» **EXERCISE REQUIREMENTS**
Print every entry again exactly, with no pictures.
________________________
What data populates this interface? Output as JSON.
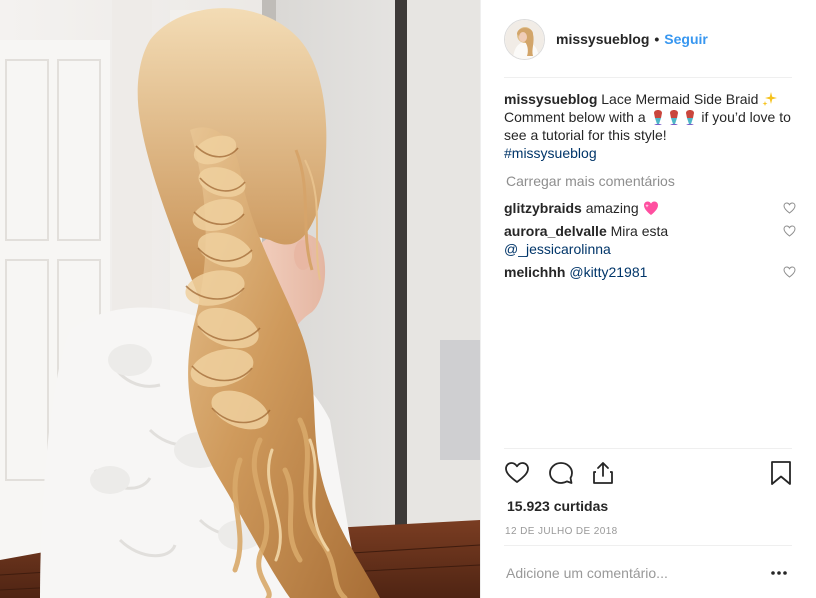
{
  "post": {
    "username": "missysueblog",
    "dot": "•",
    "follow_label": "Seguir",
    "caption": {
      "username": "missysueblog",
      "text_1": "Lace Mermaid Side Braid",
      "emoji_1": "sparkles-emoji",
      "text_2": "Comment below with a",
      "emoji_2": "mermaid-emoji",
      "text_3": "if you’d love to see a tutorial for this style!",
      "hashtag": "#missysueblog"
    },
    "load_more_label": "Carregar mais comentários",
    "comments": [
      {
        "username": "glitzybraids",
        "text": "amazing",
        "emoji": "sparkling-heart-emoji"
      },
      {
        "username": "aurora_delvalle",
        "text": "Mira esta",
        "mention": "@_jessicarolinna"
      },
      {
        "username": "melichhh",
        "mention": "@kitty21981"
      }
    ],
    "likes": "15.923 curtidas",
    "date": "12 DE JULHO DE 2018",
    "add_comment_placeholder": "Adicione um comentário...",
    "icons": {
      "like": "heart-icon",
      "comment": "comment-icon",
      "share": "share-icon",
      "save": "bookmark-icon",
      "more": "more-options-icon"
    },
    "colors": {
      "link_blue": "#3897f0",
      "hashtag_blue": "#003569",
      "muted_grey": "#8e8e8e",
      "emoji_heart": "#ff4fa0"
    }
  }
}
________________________
» **ANSWER FOR THIS EXERCISE**
What data populates this interface? Output as JSON.
{
  "post": {
    "username": "missysueblog",
    "dot": "•",
    "follow_label": "Seguir",
    "caption": {
      "username": "missysueblog",
      "text_1": "Lace Mermaid Side Braid",
      "emoji_1": "sparkles-emoji",
      "text_2": "Comment below with a",
      "emoji_2": "mermaid-emoji",
      "text_3": "if you’d love to see a tutorial for this style!",
      "hashtag": "#missysueblog"
    },
    "load_more_label": "Carregar mais comentários",
    "comments": [
      {
        "username": "glitzybraids",
        "text": "amazing",
        "emoji": "sparkling-heart-emoji"
      },
      {
        "username": "aurora_delvalle",
        "text": "Mira esta",
        "mention": "@_jessicarolinna"
      },
      {
        "username": "melichhh",
        "mention": "@kitty21981"
      }
    ],
    "likes": "15.923 curtidas",
    "date": "12 DE JULHO DE 2018",
    "add_comment_placeholder": "Adicione um comentário...",
    "icons": {
      "like": "heart-icon",
      "comment": "comment-icon",
      "share": "share-icon",
      "save": "bookmark-icon",
      "more": "more-options-icon"
    },
    "colors": {
      "link_blue": "#3897f0",
      "hashtag_blue": "#003569",
      "muted_grey": "#8e8e8e",
      "emoji_heart": "#ff4fa0"
    }
  }
}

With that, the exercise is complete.